Career overview Retention Specialist – Counselor

Graduation rates at colleges and universities are a big deal. Many times funding is contingent on how well students do in terms of degree completion. To increase graduation and retention rates, many colleges and universities are employing individuals who specialize in retention and graduation strategies to help students make it through school. Below we take a look at the career path.

Retention specialists are often found at schools who serve populations that typically have difficulty graduating. These populations include first generation, minority and disabled students. These populations have social, cultural, class and socioeconomic barriers that many other students do not face.

Counselor

The retention specialist is responsible for creating and delivering services designed to help students succeed. They often work with students in a one-on-one or group setting discussing thinks such as study skills, graduation requirements and other student development topics.

These individuals also make referrals to other departments that deliver services that the student may need. They often know a lot about financial aid, course offerings, student services, disability services, and special programs.

Depending on the position, the retention specialist may engage in non-academic or personal counseling. These types of positions require the employee to have the right credentials which commonly includes being a licensed mental health counselor.

READ  Online Master's and Doctorates Degrees in Education

Career outlook

Retention specialist careers are expected to grow at a faster than average pace through the next decade. They are listed under a variety of career titles including academic counselor, retention counselor, retention advisor, educational planner, academic advisor, or academic coach.

The average salary for a retention specialist is approximately $45,000 per year. This salary is the medium for all professionals including new, mid-career and very experienced individuals.

The educational requirement varies by institution. The individual is typically required to hold a bachelor’s degree or a master’s degree in education, student development, communications, or the like. They typically must have at least two years of experience working in higher education.

Retention specialists often work for special grant programs that serve underrepresented groups such as ethnic minorities, first generation students and students with disabilities. It is very important for the individual to have an appreciation for others with diverse backgrounds.
Retention specialists can be found at community college and four year institutions. Depending on their education, they may teach student development courses as part of their work load.

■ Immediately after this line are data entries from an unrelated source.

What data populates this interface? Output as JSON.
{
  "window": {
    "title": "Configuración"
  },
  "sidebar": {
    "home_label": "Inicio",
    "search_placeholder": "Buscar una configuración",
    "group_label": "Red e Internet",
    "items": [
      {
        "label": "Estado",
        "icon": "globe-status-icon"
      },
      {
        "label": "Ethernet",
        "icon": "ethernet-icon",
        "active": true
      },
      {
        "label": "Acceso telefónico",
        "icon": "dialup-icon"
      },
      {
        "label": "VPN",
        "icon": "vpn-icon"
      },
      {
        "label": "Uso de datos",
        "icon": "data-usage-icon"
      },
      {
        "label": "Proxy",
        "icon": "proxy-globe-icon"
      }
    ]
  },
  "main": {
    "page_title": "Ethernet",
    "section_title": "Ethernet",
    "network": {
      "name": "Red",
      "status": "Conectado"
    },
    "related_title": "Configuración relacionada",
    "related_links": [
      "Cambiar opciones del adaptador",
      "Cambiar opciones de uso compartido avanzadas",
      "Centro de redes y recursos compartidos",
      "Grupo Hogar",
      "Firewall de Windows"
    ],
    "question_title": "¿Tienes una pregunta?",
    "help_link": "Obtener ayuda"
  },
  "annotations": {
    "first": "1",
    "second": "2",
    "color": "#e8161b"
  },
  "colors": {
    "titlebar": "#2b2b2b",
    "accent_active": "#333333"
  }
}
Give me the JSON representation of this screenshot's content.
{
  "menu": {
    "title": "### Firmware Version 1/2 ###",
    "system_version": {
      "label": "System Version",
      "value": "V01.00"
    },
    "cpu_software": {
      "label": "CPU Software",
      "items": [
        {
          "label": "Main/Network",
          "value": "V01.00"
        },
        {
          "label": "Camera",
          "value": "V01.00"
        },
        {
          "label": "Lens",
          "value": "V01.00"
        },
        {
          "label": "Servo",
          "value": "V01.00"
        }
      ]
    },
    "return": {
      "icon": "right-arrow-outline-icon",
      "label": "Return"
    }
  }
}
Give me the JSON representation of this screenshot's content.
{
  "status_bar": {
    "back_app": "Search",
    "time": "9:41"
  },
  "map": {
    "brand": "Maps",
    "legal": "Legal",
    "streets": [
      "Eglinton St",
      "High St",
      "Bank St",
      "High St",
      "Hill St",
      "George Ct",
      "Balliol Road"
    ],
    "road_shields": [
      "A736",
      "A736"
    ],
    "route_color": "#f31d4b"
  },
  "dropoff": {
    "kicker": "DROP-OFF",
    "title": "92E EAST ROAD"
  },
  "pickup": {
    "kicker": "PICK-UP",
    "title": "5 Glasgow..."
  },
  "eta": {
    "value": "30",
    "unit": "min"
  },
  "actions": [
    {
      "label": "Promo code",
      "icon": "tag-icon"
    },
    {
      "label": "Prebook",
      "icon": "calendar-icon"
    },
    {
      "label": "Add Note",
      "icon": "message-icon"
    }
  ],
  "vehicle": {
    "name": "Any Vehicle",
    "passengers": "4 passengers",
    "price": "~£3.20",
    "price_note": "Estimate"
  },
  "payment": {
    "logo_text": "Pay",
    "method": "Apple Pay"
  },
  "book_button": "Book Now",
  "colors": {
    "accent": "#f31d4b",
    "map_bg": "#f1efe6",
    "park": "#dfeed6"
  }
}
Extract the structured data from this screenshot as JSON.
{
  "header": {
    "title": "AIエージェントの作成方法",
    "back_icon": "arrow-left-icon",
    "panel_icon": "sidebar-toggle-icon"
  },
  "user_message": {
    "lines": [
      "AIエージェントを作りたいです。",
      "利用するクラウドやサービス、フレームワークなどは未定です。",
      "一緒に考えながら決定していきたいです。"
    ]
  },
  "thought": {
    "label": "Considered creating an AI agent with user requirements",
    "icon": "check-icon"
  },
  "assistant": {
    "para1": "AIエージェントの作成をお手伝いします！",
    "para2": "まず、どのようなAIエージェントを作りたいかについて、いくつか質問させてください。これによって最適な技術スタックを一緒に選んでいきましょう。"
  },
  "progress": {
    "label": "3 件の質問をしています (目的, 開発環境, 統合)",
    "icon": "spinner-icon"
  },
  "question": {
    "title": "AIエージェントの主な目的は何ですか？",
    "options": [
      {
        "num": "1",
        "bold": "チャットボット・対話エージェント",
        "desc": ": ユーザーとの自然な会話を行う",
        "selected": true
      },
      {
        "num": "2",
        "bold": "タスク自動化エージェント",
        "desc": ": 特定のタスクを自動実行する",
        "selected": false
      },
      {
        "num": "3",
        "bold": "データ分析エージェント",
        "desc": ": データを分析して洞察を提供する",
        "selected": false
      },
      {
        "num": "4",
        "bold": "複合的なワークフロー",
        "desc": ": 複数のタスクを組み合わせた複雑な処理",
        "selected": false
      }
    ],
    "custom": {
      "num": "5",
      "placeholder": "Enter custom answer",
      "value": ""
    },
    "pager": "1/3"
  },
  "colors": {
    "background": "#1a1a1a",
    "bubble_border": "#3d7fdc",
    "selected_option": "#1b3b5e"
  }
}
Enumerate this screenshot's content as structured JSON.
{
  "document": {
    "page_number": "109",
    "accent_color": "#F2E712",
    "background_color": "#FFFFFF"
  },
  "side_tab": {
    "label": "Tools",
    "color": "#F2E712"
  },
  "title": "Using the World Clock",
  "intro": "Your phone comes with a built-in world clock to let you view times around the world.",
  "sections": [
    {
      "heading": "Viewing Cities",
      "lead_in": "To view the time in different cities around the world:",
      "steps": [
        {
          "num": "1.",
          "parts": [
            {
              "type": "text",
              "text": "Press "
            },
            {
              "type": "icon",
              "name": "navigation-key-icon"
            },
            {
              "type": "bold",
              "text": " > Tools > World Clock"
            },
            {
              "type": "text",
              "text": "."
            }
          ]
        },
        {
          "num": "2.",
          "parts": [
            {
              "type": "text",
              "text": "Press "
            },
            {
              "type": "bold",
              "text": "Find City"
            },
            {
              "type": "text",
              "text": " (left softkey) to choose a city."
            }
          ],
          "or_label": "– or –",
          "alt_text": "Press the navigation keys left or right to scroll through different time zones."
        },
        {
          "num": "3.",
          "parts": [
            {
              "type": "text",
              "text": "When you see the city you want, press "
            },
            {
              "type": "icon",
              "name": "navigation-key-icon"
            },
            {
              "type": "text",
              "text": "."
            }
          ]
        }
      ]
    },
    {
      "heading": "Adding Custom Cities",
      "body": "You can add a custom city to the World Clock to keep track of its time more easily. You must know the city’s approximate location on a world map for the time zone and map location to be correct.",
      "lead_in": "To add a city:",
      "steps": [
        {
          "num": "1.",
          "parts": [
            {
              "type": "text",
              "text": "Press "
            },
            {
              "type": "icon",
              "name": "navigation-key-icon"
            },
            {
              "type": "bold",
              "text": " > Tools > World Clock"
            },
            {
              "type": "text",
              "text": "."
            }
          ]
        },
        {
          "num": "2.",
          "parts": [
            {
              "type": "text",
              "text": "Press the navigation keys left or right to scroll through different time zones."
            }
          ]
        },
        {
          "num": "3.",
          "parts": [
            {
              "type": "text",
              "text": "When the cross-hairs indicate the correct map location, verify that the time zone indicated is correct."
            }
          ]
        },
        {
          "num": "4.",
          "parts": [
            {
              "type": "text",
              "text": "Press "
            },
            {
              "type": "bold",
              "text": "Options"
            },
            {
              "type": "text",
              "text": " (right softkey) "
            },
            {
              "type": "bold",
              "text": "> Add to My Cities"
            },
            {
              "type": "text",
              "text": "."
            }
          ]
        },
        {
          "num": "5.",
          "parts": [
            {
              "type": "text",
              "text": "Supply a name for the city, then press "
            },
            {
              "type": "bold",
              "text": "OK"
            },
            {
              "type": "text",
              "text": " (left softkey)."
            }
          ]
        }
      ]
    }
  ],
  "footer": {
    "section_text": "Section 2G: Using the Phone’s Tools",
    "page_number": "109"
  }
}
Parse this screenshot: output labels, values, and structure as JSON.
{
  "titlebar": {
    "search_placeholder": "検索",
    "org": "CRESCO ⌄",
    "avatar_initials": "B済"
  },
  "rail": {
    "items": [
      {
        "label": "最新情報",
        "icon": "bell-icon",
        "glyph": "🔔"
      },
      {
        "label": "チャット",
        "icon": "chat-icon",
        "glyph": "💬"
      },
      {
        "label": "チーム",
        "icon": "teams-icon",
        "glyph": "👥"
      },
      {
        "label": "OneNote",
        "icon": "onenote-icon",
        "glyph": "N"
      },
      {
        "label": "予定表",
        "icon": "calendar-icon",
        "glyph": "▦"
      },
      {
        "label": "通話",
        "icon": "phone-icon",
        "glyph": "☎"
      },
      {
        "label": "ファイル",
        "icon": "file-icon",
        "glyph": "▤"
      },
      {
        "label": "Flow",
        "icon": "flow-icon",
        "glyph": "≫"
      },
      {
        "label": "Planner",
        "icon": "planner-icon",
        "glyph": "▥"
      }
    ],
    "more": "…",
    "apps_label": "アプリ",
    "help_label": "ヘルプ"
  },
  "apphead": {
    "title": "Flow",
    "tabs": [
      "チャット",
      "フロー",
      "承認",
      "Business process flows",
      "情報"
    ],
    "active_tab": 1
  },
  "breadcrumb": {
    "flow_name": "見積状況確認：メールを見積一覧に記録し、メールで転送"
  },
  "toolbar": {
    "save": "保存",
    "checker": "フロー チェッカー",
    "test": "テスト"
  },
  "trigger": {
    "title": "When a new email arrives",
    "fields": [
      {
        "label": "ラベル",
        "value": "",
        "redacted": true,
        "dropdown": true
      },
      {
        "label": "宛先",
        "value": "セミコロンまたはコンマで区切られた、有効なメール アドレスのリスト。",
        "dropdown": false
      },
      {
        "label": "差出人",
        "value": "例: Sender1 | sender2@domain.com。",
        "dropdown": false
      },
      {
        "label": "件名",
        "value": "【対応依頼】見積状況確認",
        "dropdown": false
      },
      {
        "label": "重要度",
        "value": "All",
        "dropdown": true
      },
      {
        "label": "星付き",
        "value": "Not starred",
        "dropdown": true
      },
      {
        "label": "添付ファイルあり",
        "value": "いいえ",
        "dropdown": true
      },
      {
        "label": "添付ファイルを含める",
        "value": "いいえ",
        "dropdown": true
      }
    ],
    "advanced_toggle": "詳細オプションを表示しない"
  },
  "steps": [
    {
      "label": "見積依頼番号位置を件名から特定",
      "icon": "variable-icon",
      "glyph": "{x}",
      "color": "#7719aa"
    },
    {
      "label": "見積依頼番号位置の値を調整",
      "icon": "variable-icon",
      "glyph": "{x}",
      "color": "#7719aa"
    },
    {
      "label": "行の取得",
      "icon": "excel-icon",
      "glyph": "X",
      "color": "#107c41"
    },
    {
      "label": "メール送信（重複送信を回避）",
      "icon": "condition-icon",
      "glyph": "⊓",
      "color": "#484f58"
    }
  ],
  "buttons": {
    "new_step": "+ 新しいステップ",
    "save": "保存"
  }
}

If you enjoy helping diverse students as well as working in higher education, this may be the career for you. Interested students should study student development, education, counseling, or communications.

READ  Accounting Training Can Add Up to a Brighter Future for You

More from my site